The tropospheric distributions of chemically and radiatively important constituents such as ozone, water vapor, carbon dioxide, and aerosols are strongly influenced by transport, and quantifying this transport is central to understanding and predicting air quality and climate change. We are using trace gas measurements and model simulations to quantify the transit-time distribution (TTD) for transport from NH populated regions.
- Yang, H., Waugh, D.W., Orbe, C., Patra, P.K., Jöckel, P., Lamarque, J.-F., et al., 2019. Evaluating simulations of interhemispheric transport: Interhemispheric exchange time versus SF6 Geophysical Research Letters, 46, 1113–1120.
- Yang H., D.W. Waugh, C Orbe, G. Zeng, O. Morgenstern, D.E. Kinnison, J-F Lamarque, S Tilmes, D.A. Plummer, P. Jöckel, S.E. Strahan, K.A. Stone, and R. Schofield, 2018, Large-scale transport into the Arctic: the roles of the midlatitude jet and the Hadley Cell, Atmos. Chem. Phys.
- Orbe, C., Yang, H., Waugh, D. W., et al., 2018, Large-Scale Tropospheric Transport in the Chemistry Climate Model Initiative (CCMI) Simulations, Atmos. Chem. Phys., 2018, doi.org/10.5194/acp-18-7217-2018
- Waugh, D.W., et al. PDF Document: Tropospheric SF6: Age of Air from the Northern Hemisphere Mid-latitude Surface , JGR, 118, 11429-11441, 2013 2013

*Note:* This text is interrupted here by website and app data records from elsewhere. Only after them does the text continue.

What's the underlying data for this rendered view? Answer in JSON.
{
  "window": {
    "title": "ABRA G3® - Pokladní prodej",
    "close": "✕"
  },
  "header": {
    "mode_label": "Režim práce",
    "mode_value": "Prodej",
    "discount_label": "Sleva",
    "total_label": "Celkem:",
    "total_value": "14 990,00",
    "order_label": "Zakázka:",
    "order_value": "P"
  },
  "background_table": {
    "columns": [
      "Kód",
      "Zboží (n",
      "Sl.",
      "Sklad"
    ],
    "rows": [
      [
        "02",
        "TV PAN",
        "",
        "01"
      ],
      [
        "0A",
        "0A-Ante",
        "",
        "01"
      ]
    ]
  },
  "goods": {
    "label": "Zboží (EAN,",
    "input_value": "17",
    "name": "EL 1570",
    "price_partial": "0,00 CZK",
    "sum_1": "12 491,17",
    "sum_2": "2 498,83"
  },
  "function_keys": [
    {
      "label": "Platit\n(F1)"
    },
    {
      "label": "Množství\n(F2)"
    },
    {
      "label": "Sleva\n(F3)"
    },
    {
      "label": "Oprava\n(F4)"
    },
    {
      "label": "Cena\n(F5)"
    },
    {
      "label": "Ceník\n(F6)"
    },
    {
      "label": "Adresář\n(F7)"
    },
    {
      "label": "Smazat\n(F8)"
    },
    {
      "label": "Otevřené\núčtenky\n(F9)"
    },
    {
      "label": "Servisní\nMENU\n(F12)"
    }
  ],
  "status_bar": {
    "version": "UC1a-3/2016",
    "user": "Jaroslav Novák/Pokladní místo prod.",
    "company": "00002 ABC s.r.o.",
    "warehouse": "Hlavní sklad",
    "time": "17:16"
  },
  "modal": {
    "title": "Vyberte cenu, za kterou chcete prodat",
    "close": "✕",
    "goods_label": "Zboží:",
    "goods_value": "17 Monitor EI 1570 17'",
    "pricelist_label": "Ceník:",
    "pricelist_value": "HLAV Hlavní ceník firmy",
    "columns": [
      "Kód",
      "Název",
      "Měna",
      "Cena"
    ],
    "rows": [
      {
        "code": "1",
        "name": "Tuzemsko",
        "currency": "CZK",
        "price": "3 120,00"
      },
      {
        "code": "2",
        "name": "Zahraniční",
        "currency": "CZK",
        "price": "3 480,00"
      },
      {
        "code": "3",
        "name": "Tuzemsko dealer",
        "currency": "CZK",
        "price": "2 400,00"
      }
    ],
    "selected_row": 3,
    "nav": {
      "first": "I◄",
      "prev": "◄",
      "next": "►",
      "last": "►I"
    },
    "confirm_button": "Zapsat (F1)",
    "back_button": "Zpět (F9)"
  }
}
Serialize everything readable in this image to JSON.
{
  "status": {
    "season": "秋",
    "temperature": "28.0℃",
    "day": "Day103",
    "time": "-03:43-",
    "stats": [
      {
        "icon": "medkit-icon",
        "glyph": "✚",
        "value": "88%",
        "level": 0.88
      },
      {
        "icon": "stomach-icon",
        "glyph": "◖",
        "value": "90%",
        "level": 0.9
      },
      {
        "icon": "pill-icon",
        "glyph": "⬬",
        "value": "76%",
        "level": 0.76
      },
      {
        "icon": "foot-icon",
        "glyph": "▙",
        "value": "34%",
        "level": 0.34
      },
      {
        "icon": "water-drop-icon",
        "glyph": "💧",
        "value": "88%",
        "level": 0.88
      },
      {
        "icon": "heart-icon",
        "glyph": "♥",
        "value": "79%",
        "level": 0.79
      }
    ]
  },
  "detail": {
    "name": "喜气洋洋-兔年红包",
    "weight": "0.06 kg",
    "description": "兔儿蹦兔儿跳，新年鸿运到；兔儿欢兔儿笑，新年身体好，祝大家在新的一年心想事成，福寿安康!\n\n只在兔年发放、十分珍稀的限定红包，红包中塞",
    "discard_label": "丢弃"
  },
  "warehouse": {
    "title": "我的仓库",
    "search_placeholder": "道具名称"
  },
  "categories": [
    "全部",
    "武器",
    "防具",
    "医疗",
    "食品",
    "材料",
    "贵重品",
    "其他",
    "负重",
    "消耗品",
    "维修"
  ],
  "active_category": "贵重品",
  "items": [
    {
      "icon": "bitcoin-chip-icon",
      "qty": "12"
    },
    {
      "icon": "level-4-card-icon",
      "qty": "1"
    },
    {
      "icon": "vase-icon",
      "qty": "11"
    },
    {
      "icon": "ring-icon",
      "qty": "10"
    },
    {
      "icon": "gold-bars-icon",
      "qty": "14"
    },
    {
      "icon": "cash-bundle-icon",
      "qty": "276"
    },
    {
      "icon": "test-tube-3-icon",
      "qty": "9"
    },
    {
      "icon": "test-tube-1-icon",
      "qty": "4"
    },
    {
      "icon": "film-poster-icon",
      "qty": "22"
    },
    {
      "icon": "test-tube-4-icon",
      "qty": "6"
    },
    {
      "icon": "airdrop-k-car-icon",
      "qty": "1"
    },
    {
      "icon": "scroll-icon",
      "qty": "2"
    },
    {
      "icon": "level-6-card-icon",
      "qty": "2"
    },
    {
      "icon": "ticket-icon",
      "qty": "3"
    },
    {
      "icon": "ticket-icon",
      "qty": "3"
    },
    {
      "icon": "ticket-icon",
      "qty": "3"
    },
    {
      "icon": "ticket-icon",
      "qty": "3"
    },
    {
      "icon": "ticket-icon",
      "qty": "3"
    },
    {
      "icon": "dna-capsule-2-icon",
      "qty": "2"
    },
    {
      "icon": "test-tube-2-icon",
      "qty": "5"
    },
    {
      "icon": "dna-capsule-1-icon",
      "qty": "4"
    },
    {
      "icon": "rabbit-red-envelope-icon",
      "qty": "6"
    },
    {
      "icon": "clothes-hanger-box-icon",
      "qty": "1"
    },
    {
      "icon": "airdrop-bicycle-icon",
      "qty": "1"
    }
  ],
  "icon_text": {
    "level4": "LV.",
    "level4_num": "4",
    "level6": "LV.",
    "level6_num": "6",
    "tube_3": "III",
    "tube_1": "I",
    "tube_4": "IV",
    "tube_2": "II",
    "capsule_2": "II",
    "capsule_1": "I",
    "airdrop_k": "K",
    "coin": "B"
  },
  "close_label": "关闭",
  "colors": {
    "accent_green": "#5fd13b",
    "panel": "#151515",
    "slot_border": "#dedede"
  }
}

- Holzer, M., and D. W. Waugh (2015), PDF Document: Interhemispheric transit-time distributions and path-dependent lifetimes constrained by measurements of SF6, CFCs, and CFC replacements , Geophys. Res. Lett., 42, doi:10.1002/2015GL064172.
See more tropospheric transport papers.